[Dataset content — start]

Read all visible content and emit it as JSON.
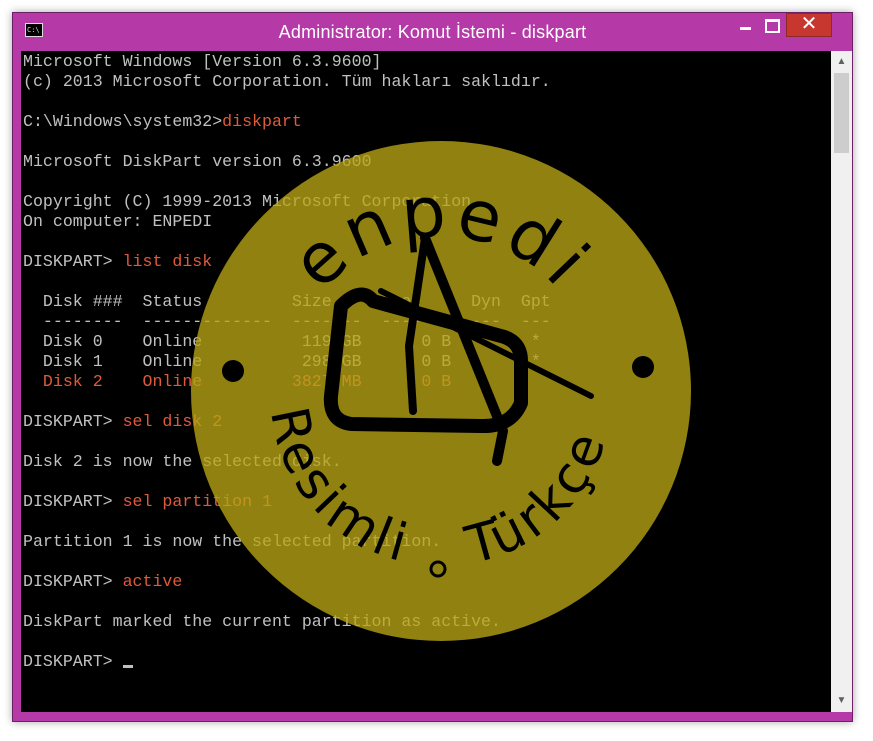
{
  "window": {
    "title": "Administrator: Komut İstemi - diskpart",
    "icon": "console-icon",
    "buttons": {
      "minimize": "minimize",
      "maximize": "maximize",
      "close": "✕"
    },
    "accent_color": "#b53aa7"
  },
  "console": {
    "lines": [
      {
        "text": "Microsoft Windows [Version 6.3.9600]"
      },
      {
        "text": "(c) 2013 Microsoft Corporation. Tüm hakları saklıdır."
      },
      {
        "text": ""
      },
      {
        "prompt": "C:\\Windows\\system32>",
        "cmd": "diskpart"
      },
      {
        "text": ""
      },
      {
        "text": "Microsoft DiskPart version 6.3.9600"
      },
      {
        "text": ""
      },
      {
        "text": "Copyright (C) 1999-2013 Microsoft Corporation."
      },
      {
        "text": "On computer: ENPEDI"
      },
      {
        "text": ""
      },
      {
        "prompt": "DISKPART> ",
        "cmd": "list disk"
      },
      {
        "text": ""
      },
      {
        "text": "  Disk ###  Status         Size     Free     Dyn  Gpt"
      },
      {
        "text": "  --------  -------------  -------  -------  ---  ---"
      },
      {
        "text": "  Disk 0    Online          119 GB      0 B        *"
      },
      {
        "text": "  Disk 1    Online          298 GB      0 B        *"
      },
      {
        "text": "  Disk 2    Online         3827 MB      0 B",
        "highlight": true
      },
      {
        "text": ""
      },
      {
        "prompt": "DISKPART> ",
        "cmd": "sel disk 2"
      },
      {
        "text": ""
      },
      {
        "text": "Disk 2 is now the selected disk."
      },
      {
        "text": ""
      },
      {
        "prompt": "DISKPART> ",
        "cmd": "sel partition 1"
      },
      {
        "text": ""
      },
      {
        "text": "Partition 1 is now the selected partition."
      },
      {
        "text": ""
      },
      {
        "prompt": "DISKPART> ",
        "cmd": "active"
      },
      {
        "text": ""
      },
      {
        "text": "DiskPart marked the current partition as active."
      },
      {
        "text": ""
      },
      {
        "prompt": "DISKPART> ",
        "cursor": true
      }
    ],
    "text_color": "#c0c0c0",
    "command_color": "#e05a3a",
    "background": "#000000"
  },
  "watermark": {
    "top_text": "enpedi",
    "bottom_left_text": "Resimli",
    "bottom_right_text": "Türkçe",
    "color": "#b8a516"
  },
  "scrollbar": {
    "up": "▲",
    "down": "▼"
  }
}
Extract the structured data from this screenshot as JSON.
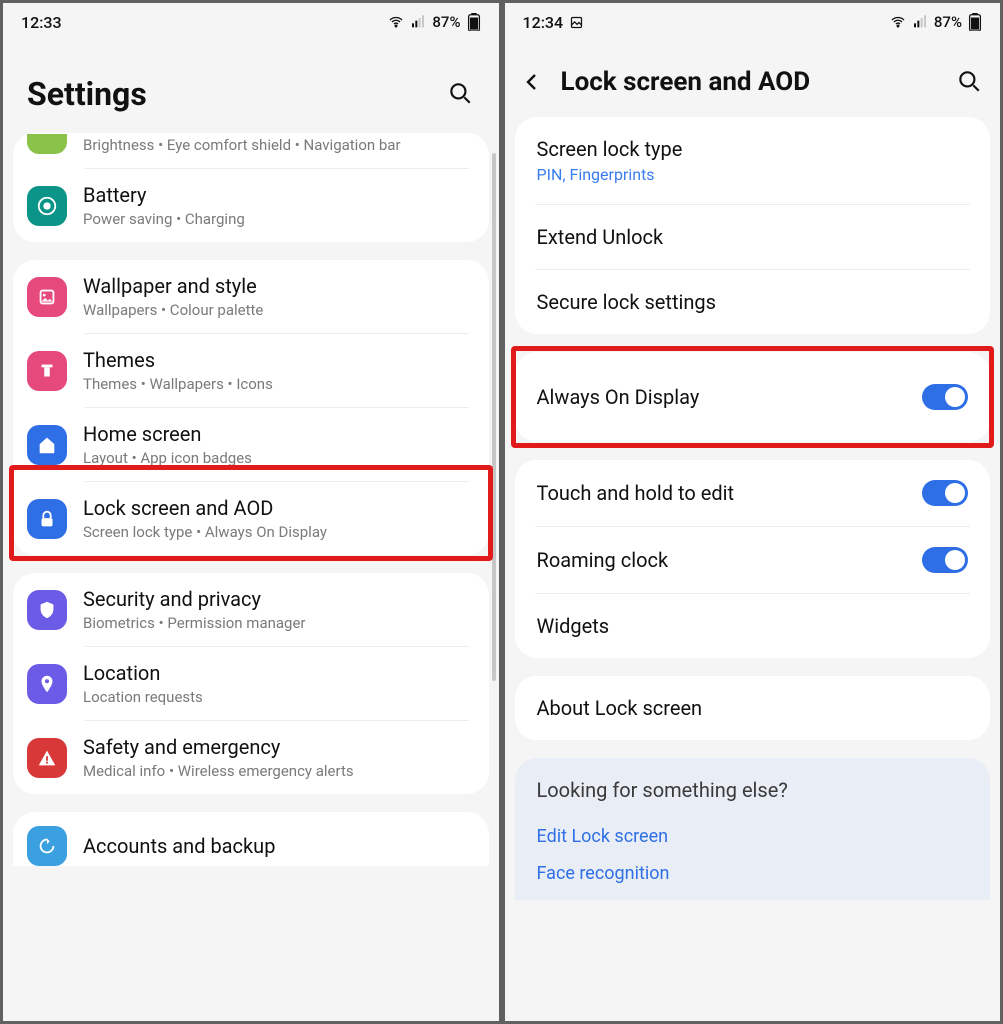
{
  "left": {
    "status": {
      "time": "12:33",
      "battery": "87%"
    },
    "header": {
      "title": "Settings"
    },
    "rows": {
      "display": {
        "title": "",
        "sub": "Brightness  •  Eye comfort shield  •  Navigation bar"
      },
      "battery": {
        "title": "Battery",
        "sub": "Power saving  •  Charging"
      },
      "wallpaper": {
        "title": "Wallpaper and style",
        "sub": "Wallpapers  •  Colour palette"
      },
      "themes": {
        "title": "Themes",
        "sub": "Themes  •  Wallpapers  •  Icons"
      },
      "home": {
        "title": "Home screen",
        "sub": "Layout  •  App icon badges"
      },
      "lock": {
        "title": "Lock screen and AOD",
        "sub": "Screen lock type  •  Always On Display"
      },
      "security": {
        "title": "Security and privacy",
        "sub": "Biometrics  •  Permission manager"
      },
      "location": {
        "title": "Location",
        "sub": "Location requests"
      },
      "safety": {
        "title": "Safety and emergency",
        "sub": "Medical info  •  Wireless emergency alerts"
      },
      "accounts": {
        "title": "Accounts and backup",
        "sub": ""
      }
    }
  },
  "right": {
    "status": {
      "time": "12:34",
      "battery": "87%"
    },
    "header": {
      "title": "Lock screen and AOD"
    },
    "rows": {
      "locktype": {
        "title": "Screen lock type",
        "sub": "PIN, Fingerprints"
      },
      "extend": {
        "title": "Extend Unlock"
      },
      "secure": {
        "title": "Secure lock settings"
      },
      "aod": {
        "title": "Always On Display",
        "toggle": true
      },
      "touch": {
        "title": "Touch and hold to edit",
        "toggle": true
      },
      "roaming": {
        "title": "Roaming clock",
        "toggle": true
      },
      "widgets": {
        "title": "Widgets"
      },
      "about": {
        "title": "About Lock screen"
      }
    },
    "lookfor": {
      "q": "Looking for something else?",
      "link1": "Edit Lock screen",
      "link2": "Face recognition"
    }
  }
}
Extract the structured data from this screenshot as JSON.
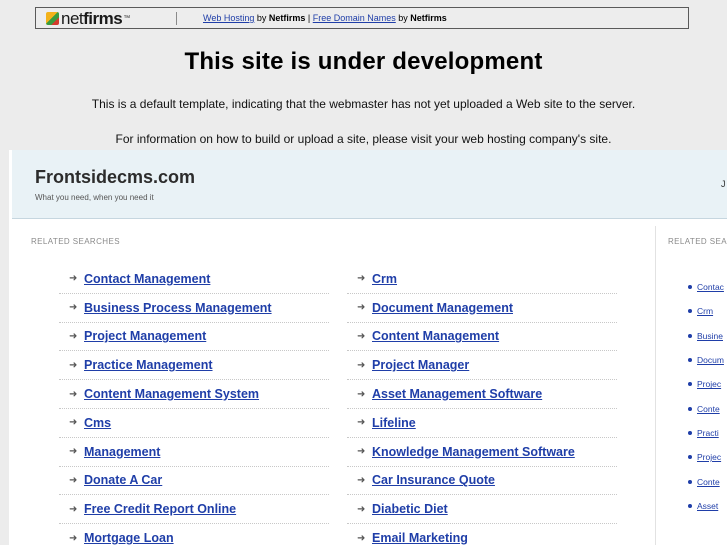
{
  "netfirms_bar": {
    "logo_text_net": "net",
    "logo_text_firms": "firms",
    "logo_tm": "™",
    "link_web_hosting": "Web Hosting",
    "by1": " by ",
    "brand1": "Netfirms",
    "pipe": " | ",
    "link_free_domains": "Free Domain Names",
    "by2": " by ",
    "brand2": "Netfirms"
  },
  "notice": {
    "title": "This site is under development",
    "line1": "This is a default template, indicating that the webmaster has not yet uploaded a Web site to the server.",
    "line2": "For information on how to build or upload a site, please visit your web hosting company's site."
  },
  "site": {
    "title": "Frontsidecms.com",
    "tagline": "What you need, when you need it",
    "right_char": "J",
    "related_label": "RELATED SEARCHES",
    "related_label_right": "RELATED SEA",
    "left_col": [
      "Contact Management",
      "Business Process Management",
      "Project Management",
      "Practice Management",
      "Content Management System",
      "Cms",
      "Management",
      "Donate A Car",
      "Free Credit Report Online",
      "Mortgage Loan"
    ],
    "right_col": [
      "Crm",
      "Document Management",
      "Content Management",
      "Project Manager",
      "Asset Management Software",
      "Lifeline",
      "Knowledge Management Software",
      "Car Insurance Quote",
      "Diabetic Diet",
      "Email Marketing"
    ],
    "side_col": [
      "Contac",
      "Crm",
      "Busine",
      "Docum",
      "Projec",
      "Conte",
      "Practi",
      "Projec",
      "Conte",
      "Asset"
    ]
  }
}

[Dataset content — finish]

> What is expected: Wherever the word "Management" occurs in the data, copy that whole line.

> Result below:
      "Contact Management",
      "Business Process Management",
      "Project Management",
      "Practice Management",
      "Content Management System",
      "Management",
      "Document Management",
      "Content Management",
      "Asset Management Software",
      "Knowledge Management Software",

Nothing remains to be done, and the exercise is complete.